[Items from an interface collection]
<<<<
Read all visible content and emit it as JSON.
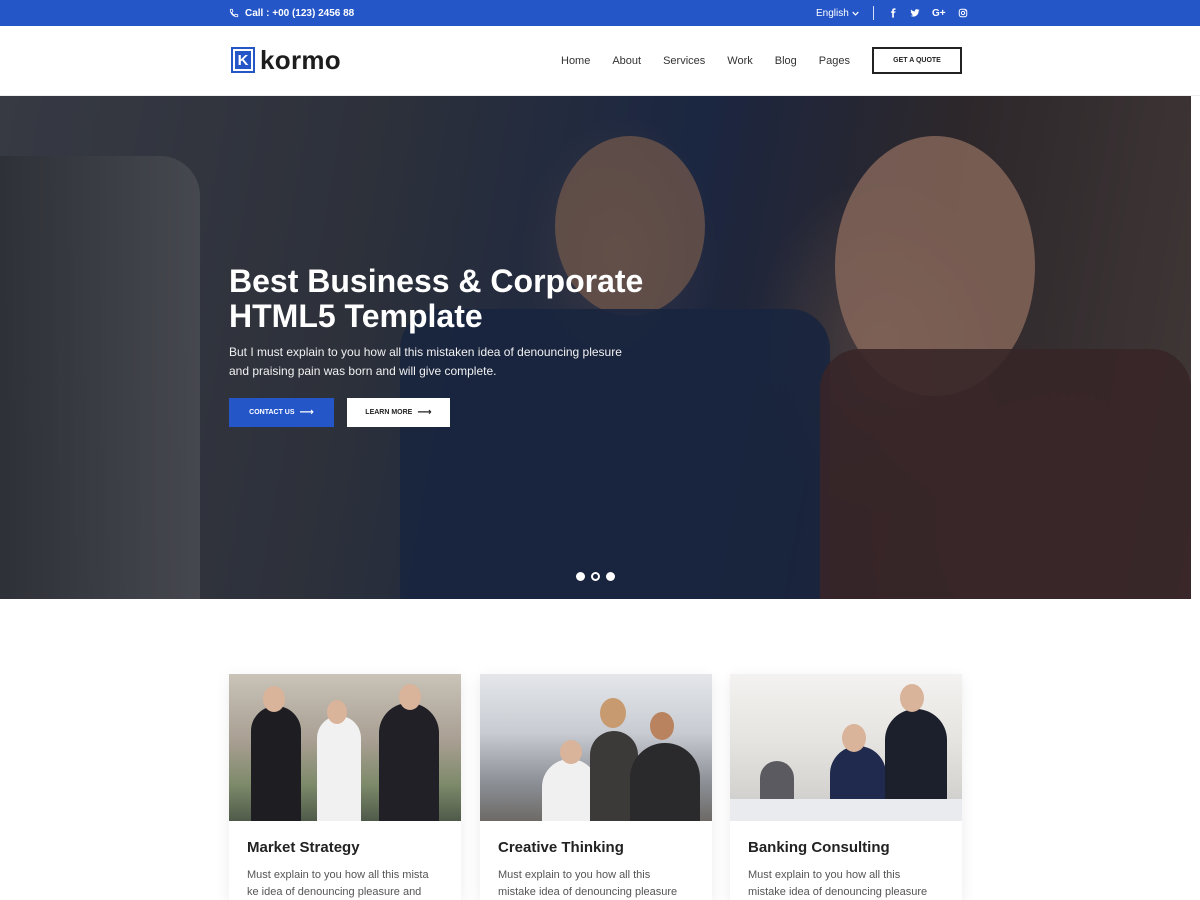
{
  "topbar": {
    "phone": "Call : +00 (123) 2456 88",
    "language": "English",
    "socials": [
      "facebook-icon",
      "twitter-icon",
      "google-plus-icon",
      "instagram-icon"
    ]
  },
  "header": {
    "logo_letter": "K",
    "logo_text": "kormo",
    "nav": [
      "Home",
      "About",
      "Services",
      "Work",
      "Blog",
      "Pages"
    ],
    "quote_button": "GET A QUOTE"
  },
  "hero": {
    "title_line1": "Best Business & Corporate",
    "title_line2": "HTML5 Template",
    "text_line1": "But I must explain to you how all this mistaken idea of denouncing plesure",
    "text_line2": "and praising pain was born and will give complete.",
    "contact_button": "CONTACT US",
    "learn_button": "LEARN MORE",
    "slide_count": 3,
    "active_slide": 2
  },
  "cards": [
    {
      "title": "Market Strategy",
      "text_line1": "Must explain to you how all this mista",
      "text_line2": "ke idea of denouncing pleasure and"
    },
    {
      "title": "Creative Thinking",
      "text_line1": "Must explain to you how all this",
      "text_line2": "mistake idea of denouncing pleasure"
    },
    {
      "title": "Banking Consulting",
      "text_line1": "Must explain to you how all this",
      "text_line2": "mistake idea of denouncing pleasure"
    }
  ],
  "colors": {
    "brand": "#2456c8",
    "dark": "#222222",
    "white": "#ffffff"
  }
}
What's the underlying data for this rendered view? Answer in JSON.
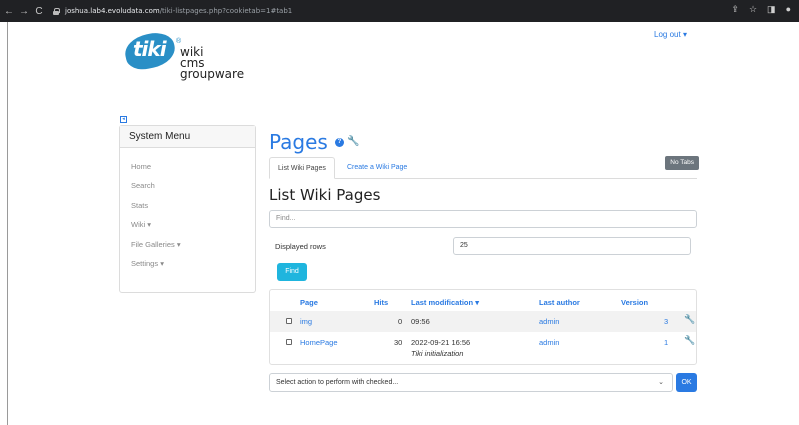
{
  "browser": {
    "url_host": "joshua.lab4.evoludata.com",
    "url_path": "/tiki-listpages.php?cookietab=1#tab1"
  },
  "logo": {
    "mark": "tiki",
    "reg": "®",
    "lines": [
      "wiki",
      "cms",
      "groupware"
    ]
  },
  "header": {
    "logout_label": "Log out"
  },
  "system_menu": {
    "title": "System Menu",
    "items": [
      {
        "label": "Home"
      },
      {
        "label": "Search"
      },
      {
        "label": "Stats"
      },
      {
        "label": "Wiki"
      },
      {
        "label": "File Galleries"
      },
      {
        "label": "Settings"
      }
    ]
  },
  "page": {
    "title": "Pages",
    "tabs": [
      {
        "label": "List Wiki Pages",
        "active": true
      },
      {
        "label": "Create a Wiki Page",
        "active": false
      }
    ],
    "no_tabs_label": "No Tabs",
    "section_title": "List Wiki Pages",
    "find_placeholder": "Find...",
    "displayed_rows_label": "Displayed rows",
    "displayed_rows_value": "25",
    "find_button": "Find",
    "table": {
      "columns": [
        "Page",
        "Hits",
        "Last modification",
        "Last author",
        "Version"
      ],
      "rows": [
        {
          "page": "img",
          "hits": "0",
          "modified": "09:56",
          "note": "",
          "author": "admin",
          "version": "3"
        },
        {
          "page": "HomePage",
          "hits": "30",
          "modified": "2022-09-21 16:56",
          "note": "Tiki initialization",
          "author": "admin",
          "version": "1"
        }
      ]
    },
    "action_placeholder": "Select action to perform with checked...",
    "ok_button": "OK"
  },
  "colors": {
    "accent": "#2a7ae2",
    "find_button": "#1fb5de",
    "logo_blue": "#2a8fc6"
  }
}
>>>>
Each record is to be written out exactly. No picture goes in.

● PROBLEM SOLUTION:
Read all visible content and emit it as JSON.
{
  "topbar": {
    "phone": "Call : +00 (123) 2456 88",
    "language": "English",
    "socials": [
      "facebook-icon",
      "twitter-icon",
      "google-plus-icon",
      "instagram-icon"
    ]
  },
  "header": {
    "logo_letter": "K",
    "logo_text": "kormo",
    "nav": [
      "Home",
      "About",
      "Services",
      "Work",
      "Blog",
      "Pages"
    ],
    "quote_button": "GET A QUOTE"
  },
  "hero": {
    "title_line1": "Best Business & Corporate",
    "title_line2": "HTML5 Template",
    "text_line1": "But I must explain to you how all this mistaken idea of denouncing plesure",
    "text_line2": "and praising pain was born and will give complete.",
    "contact_button": "CONTACT US",
    "learn_button": "LEARN MORE",
    "slide_count": 3,
    "active_slide": 2
  },
  "cards": [
    {
      "title": "Market Strategy",
      "text_line1": "Must explain to you how all this mista",
      "text_line2": "ke idea of denouncing pleasure and"
    },
    {
      "title": "Creative Thinking",
      "text_line1": "Must explain to you how all this",
      "text_line2": "mistake idea of denouncing pleasure"
    },
    {
      "title": "Banking Consulting",
      "text_line1": "Must explain to you how all this",
      "text_line2": "mistake idea of denouncing pleasure"
    }
  ],
  "colors": {
    "brand": "#2456c8",
    "dark": "#222222",
    "white": "#ffffff"
  }
}
What's the underlying data for this rendered view? Answer in JSON.
{
  "browser": {
    "url_host": "joshua.lab4.evoludata.com",
    "url_path": "/tiki-listpages.php?cookietab=1#tab1"
  },
  "logo": {
    "mark": "tiki",
    "reg": "®",
    "lines": [
      "wiki",
      "cms",
      "groupware"
    ]
  },
  "header": {
    "logout_label": "Log out"
  },
  "system_menu": {
    "title": "System Menu",
    "items": [
      {
        "label": "Home"
      },
      {
        "label": "Search"
      },
      {
        "label": "Stats"
      },
      {
        "label": "Wiki"
      },
      {
        "label": "File Galleries"
      },
      {
        "label": "Settings"
      }
    ]
  },
  "page": {
    "title": "Pages",
    "tabs": [
      {
        "label": "List Wiki Pages",
        "active": true
      },
      {
        "label": "Create a Wiki Page",
        "active": false
      }
    ],
    "no_tabs_label": "No Tabs",
    "section_title": "List Wiki Pages",
    "find_placeholder": "Find...",
    "displayed_rows_label": "Displayed rows",
    "displayed_rows_value": "25",
    "find_button": "Find",
    "table": {
      "columns": [
        "Page",
        "Hits",
        "Last modification",
        "Last author",
        "Version"
      ],
      "rows": [
        {
          "page": "img",
          "hits": "0",
          "modified": "09:56",
          "note": "",
          "author": "admin",
          "version": "3"
        },
        {
          "page": "HomePage",
          "hits": "30",
          "modified": "2022-09-21 16:56",
          "note": "Tiki initialization",
          "author": "admin",
          "version": "1"
        }
      ]
    },
    "action_placeholder": "Select action to perform with checked...",
    "ok_button": "OK"
  },
  "colors": {
    "accent": "#2a7ae2",
    "find_button": "#1fb5de",
    "logo_blue": "#2a8fc6"
  }
}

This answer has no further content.